Symposium on Woodland Indian Art & Material Culture, Friday-Saturday, October 20-21, Ganondagan State Historical Site. Join national and international guest speakers to better learn and understand woodland Indian art and material culture, both from an historic context and as a modern cultural tradition. Early-bird admission is $80 through Sept. 30, and $100 thereafter. Event takes place Friday evening and Saturday. Registration includes continental breakfast and lunch on Saturday. To register, please email firstname.lastname@example.org or call (585) 742-1690. We can only take 140 registrants, so register now!
Family Harvest Festival with Kay Olan, Amanda Tarbell and the Akwesasne Women’s Singers, November 4, 10 AM-4PM, Kanatsiohareke Mohawk Community, 4934 State Highway 5, Fonda, NY 12068. Join Amanda Tarbell in learning about and making traditional Haudenosaunee Corn Husk dolls in the morning, then spend an afternoon of song, storytelling, and social dancing with the Akwesasne Women’s Singers and storyteller Kay Olan. Attendees will be treated to hours of entertainment and invited to try their new dance skills. Admission: $5 for adults, $3 seniors/ children under 12. Children 5 and under are free. Light refreshments and lunch provided for low cost.
Winterization Workday, Volunteer Appreciation Dinner & Film Screening, November 11, all day, Kanatsiohareke Mohawk Community, 4934 State Highway 5, Fonda, NY 12068. Gwendoln Cates will discuss her film, “The Good Mind”, after the screening.
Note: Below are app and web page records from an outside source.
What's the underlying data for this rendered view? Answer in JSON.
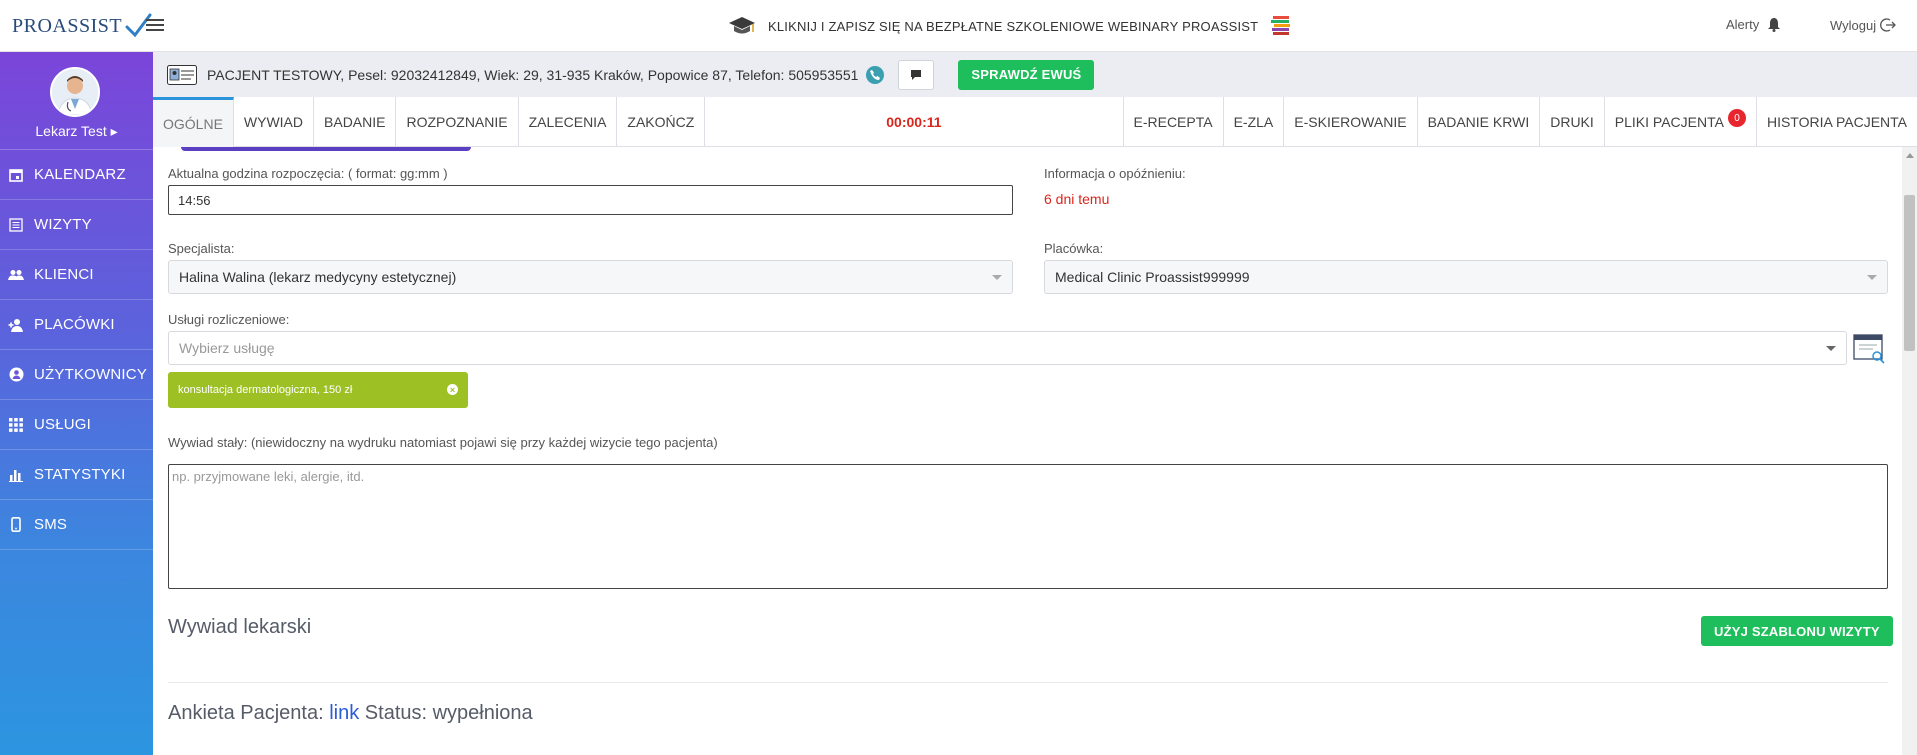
{
  "topbar": {
    "logo_text": "PROASSIST",
    "webinar_text": "KLIKNIJ I ZAPISZ SIĘ NA BEZPŁATNE SZKOLENIOWE WEBINARY PROASSIST",
    "alerts_label": "Alerty",
    "logout_label": "Wyloguj"
  },
  "sidebar": {
    "user_name": "Lekarz Test ▸",
    "items": [
      {
        "label": "KALENDARZ",
        "icon": "calendar-icon"
      },
      {
        "label": "WIZYTY",
        "icon": "list-icon"
      },
      {
        "label": "KLIENCI",
        "icon": "users-icon"
      },
      {
        "label": "PLACÓWKI",
        "icon": "user-plus-icon"
      },
      {
        "label": "UŻYTKOWNICY",
        "icon": "user-circle-icon"
      },
      {
        "label": "USŁUGI",
        "icon": "grid-icon"
      },
      {
        "label": "STATYSTYKI",
        "icon": "bar-chart-icon"
      },
      {
        "label": "SMS",
        "icon": "mobile-icon"
      }
    ]
  },
  "patient": {
    "info": "PACJENT TESTOWY, Pesel: 92032412849, Wiek: 29, 31-935 Kraków, Popowice 87, Telefon: 505953551",
    "ewus_label": "SPRAWDŹ EWUŚ"
  },
  "tabs": {
    "left": [
      "OGÓLNE",
      "WYWIAD",
      "BADANIE",
      "ROZPOZNANIE",
      "ZALECENIA",
      "ZAKOŃCZ"
    ],
    "timer": "00:00:11",
    "right": [
      "E-RECEPTA",
      "E-ZLA",
      "E-SKIEROWANIE",
      "BADANIE KRWI",
      "DRUKI",
      "PLIKI PACJENTA",
      "HISTORIA PACJENTA"
    ],
    "files_badge": "0"
  },
  "form": {
    "start_time_label": "Aktualna godzina rozpoczęcia: ( format: gg:mm )",
    "start_time_value": "14:56",
    "delay_label": "Informacja o opóźnieniu:",
    "delay_value": "6 dni temu",
    "specialist_label": "Specjalista:",
    "specialist_value": "Halina Walina (lekarz medycyny estetycznej)",
    "facility_label": "Placówka:",
    "facility_value": "Medical Clinic Proassist999999",
    "services_label": "Usługi rozliczeniowe:",
    "services_placeholder": "Wybierz usługę",
    "selected_service": "konsultacja dermatologiczna, 150 zł",
    "history_label": "Wywiad stały: (niewidoczny na wydruku natomiast pojawi się przy każdej wizycie tego pacjenta)",
    "history_placeholder": "np. przyjmowane leki, alergie, itd."
  },
  "sections": {
    "medical_history_title": "Wywiad lekarski",
    "template_button": "UŻYJ SZABLONU WIZYTY",
    "survey_prefix": "Ankieta Pacjenta:",
    "survey_link": "link",
    "survey_status": "Status: wypełniona"
  },
  "colors": {
    "accent_green": "#1dbe5b",
    "tag_green": "#9dc124",
    "timer_red": "#d9261c",
    "tab_active": "#2b93d9"
  }
}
Bring a dish to share or just yourself.
You can access past NOON E-Newsletters.